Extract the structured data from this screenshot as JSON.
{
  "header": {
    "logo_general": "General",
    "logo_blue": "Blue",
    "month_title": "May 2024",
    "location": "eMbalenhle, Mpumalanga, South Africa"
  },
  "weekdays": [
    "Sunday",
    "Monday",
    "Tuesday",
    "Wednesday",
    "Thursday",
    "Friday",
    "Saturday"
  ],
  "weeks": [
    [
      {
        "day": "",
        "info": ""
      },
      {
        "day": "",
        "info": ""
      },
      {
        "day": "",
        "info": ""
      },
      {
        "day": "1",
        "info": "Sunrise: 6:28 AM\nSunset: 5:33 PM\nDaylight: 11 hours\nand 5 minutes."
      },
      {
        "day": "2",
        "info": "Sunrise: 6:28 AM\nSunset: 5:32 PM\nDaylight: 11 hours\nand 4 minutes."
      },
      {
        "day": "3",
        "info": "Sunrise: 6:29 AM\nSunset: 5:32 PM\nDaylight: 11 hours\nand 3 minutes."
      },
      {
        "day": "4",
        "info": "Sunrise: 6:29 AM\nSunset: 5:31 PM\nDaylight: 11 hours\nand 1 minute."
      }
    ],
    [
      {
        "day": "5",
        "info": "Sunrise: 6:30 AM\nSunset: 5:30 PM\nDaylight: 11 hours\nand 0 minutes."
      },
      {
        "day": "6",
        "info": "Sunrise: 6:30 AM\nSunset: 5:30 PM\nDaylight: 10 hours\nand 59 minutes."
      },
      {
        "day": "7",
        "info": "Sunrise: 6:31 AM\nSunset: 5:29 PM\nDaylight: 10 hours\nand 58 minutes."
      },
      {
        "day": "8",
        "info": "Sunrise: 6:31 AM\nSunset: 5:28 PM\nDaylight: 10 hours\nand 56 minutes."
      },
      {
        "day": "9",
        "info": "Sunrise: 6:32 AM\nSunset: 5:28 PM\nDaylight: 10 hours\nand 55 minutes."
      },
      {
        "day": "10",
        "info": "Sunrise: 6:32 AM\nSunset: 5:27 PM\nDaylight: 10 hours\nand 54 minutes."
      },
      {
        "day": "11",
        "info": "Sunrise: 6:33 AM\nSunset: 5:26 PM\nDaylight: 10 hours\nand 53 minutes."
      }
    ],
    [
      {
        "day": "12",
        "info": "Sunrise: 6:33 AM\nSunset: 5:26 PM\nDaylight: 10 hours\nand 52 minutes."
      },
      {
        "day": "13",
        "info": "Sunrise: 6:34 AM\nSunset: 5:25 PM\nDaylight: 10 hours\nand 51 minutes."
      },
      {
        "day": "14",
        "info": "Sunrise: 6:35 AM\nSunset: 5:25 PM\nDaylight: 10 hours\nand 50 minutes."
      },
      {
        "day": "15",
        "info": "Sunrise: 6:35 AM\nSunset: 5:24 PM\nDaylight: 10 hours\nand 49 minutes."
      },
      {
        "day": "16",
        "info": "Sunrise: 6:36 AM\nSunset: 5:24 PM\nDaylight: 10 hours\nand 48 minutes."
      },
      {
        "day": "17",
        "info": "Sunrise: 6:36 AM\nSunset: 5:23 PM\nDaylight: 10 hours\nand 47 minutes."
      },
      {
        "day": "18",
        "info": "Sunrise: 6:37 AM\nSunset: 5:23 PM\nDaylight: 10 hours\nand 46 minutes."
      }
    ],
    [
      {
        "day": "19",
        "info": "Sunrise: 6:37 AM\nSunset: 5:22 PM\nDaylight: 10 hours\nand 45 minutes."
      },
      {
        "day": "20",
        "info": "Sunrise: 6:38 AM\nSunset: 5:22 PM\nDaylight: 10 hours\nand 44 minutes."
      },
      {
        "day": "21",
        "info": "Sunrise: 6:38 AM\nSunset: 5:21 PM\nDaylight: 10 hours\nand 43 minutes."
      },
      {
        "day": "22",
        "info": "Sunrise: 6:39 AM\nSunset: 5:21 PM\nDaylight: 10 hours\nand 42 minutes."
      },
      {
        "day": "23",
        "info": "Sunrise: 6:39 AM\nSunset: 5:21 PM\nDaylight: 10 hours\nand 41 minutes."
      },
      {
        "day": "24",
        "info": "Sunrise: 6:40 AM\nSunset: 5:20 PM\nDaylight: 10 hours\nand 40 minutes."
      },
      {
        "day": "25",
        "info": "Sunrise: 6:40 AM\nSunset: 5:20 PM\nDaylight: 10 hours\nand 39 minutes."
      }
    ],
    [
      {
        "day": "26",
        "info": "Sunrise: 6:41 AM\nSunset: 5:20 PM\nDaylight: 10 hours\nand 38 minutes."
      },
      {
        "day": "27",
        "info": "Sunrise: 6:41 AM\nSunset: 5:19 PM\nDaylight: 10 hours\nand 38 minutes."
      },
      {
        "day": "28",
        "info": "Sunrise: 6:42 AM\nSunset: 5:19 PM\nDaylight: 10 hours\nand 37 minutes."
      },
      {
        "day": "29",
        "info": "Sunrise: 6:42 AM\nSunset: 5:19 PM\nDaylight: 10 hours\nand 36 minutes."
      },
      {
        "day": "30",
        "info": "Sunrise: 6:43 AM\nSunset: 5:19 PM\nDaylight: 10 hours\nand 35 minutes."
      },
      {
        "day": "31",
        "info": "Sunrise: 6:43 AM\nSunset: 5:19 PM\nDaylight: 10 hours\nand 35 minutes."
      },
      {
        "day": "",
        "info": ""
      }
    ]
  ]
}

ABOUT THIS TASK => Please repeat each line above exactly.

WRITTEN RESPONSE =>
Extract the structured data from this screenshot as JSON.
{
  "header": {
    "logo_general": "General",
    "logo_blue": "Blue",
    "month_title": "May 2024",
    "location": "eMbalenhle, Mpumalanga, South Africa"
  },
  "weekdays": [
    "Sunday",
    "Monday",
    "Tuesday",
    "Wednesday",
    "Thursday",
    "Friday",
    "Saturday"
  ],
  "weeks": [
    [
      {
        "day": "",
        "info": ""
      },
      {
        "day": "",
        "info": ""
      },
      {
        "day": "",
        "info": ""
      },
      {
        "day": "1",
        "info": "Sunrise: 6:28 AM\nSunset: 5:33 PM\nDaylight: 11 hours\nand 5 minutes."
      },
      {
        "day": "2",
        "info": "Sunrise: 6:28 AM\nSunset: 5:32 PM\nDaylight: 11 hours\nand 4 minutes."
      },
      {
        "day": "3",
        "info": "Sunrise: 6:29 AM\nSunset: 5:32 PM\nDaylight: 11 hours\nand 3 minutes."
      },
      {
        "day": "4",
        "info": "Sunrise: 6:29 AM\nSunset: 5:31 PM\nDaylight: 11 hours\nand 1 minute."
      }
    ],
    [
      {
        "day": "5",
        "info": "Sunrise: 6:30 AM\nSunset: 5:30 PM\nDaylight: 11 hours\nand 0 minutes."
      },
      {
        "day": "6",
        "info": "Sunrise: 6:30 AM\nSunset: 5:30 PM\nDaylight: 10 hours\nand 59 minutes."
      },
      {
        "day": "7",
        "info": "Sunrise: 6:31 AM\nSunset: 5:29 PM\nDaylight: 10 hours\nand 58 minutes."
      },
      {
        "day": "8",
        "info": "Sunrise: 6:31 AM\nSunset: 5:28 PM\nDaylight: 10 hours\nand 56 minutes."
      },
      {
        "day": "9",
        "info": "Sunrise: 6:32 AM\nSunset: 5:28 PM\nDaylight: 10 hours\nand 55 minutes."
      },
      {
        "day": "10",
        "info": "Sunrise: 6:32 AM\nSunset: 5:27 PM\nDaylight: 10 hours\nand 54 minutes."
      },
      {
        "day": "11",
        "info": "Sunrise: 6:33 AM\nSunset: 5:26 PM\nDaylight: 10 hours\nand 53 minutes."
      }
    ],
    [
      {
        "day": "12",
        "info": "Sunrise: 6:33 AM\nSunset: 5:26 PM\nDaylight: 10 hours\nand 52 minutes."
      },
      {
        "day": "13",
        "info": "Sunrise: 6:34 AM\nSunset: 5:25 PM\nDaylight: 10 hours\nand 51 minutes."
      },
      {
        "day": "14",
        "info": "Sunrise: 6:35 AM\nSunset: 5:25 PM\nDaylight: 10 hours\nand 50 minutes."
      },
      {
        "day": "15",
        "info": "Sunrise: 6:35 AM\nSunset: 5:24 PM\nDaylight: 10 hours\nand 49 minutes."
      },
      {
        "day": "16",
        "info": "Sunrise: 6:36 AM\nSunset: 5:24 PM\nDaylight: 10 hours\nand 48 minutes."
      },
      {
        "day": "17",
        "info": "Sunrise: 6:36 AM\nSunset: 5:23 PM\nDaylight: 10 hours\nand 47 minutes."
      },
      {
        "day": "18",
        "info": "Sunrise: 6:37 AM\nSunset: 5:23 PM\nDaylight: 10 hours\nand 46 minutes."
      }
    ],
    [
      {
        "day": "19",
        "info": "Sunrise: 6:37 AM\nSunset: 5:22 PM\nDaylight: 10 hours\nand 45 minutes."
      },
      {
        "day": "20",
        "info": "Sunrise: 6:38 AM\nSunset: 5:22 PM\nDaylight: 10 hours\nand 44 minutes."
      },
      {
        "day": "21",
        "info": "Sunrise: 6:38 AM\nSunset: 5:21 PM\nDaylight: 10 hours\nand 43 minutes."
      },
      {
        "day": "22",
        "info": "Sunrise: 6:39 AM\nSunset: 5:21 PM\nDaylight: 10 hours\nand 42 minutes."
      },
      {
        "day": "23",
        "info": "Sunrise: 6:39 AM\nSunset: 5:21 PM\nDaylight: 10 hours\nand 41 minutes."
      },
      {
        "day": "24",
        "info": "Sunrise: 6:40 AM\nSunset: 5:20 PM\nDaylight: 10 hours\nand 40 minutes."
      },
      {
        "day": "25",
        "info": "Sunrise: 6:40 AM\nSunset: 5:20 PM\nDaylight: 10 hours\nand 39 minutes."
      }
    ],
    [
      {
        "day": "26",
        "info": "Sunrise: 6:41 AM\nSunset: 5:20 PM\nDaylight: 10 hours\nand 38 minutes."
      },
      {
        "day": "27",
        "info": "Sunrise: 6:41 AM\nSunset: 5:19 PM\nDaylight: 10 hours\nand 38 minutes."
      },
      {
        "day": "28",
        "info": "Sunrise: 6:42 AM\nSunset: 5:19 PM\nDaylight: 10 hours\nand 37 minutes."
      },
      {
        "day": "29",
        "info": "Sunrise: 6:42 AM\nSunset: 5:19 PM\nDaylight: 10 hours\nand 36 minutes."
      },
      {
        "day": "30",
        "info": "Sunrise: 6:43 AM\nSunset: 5:19 PM\nDaylight: 10 hours\nand 35 minutes."
      },
      {
        "day": "31",
        "info": "Sunrise: 6:43 AM\nSunset: 5:19 PM\nDaylight: 10 hours\nand 35 minutes."
      },
      {
        "day": "",
        "info": ""
      }
    ]
  ]
}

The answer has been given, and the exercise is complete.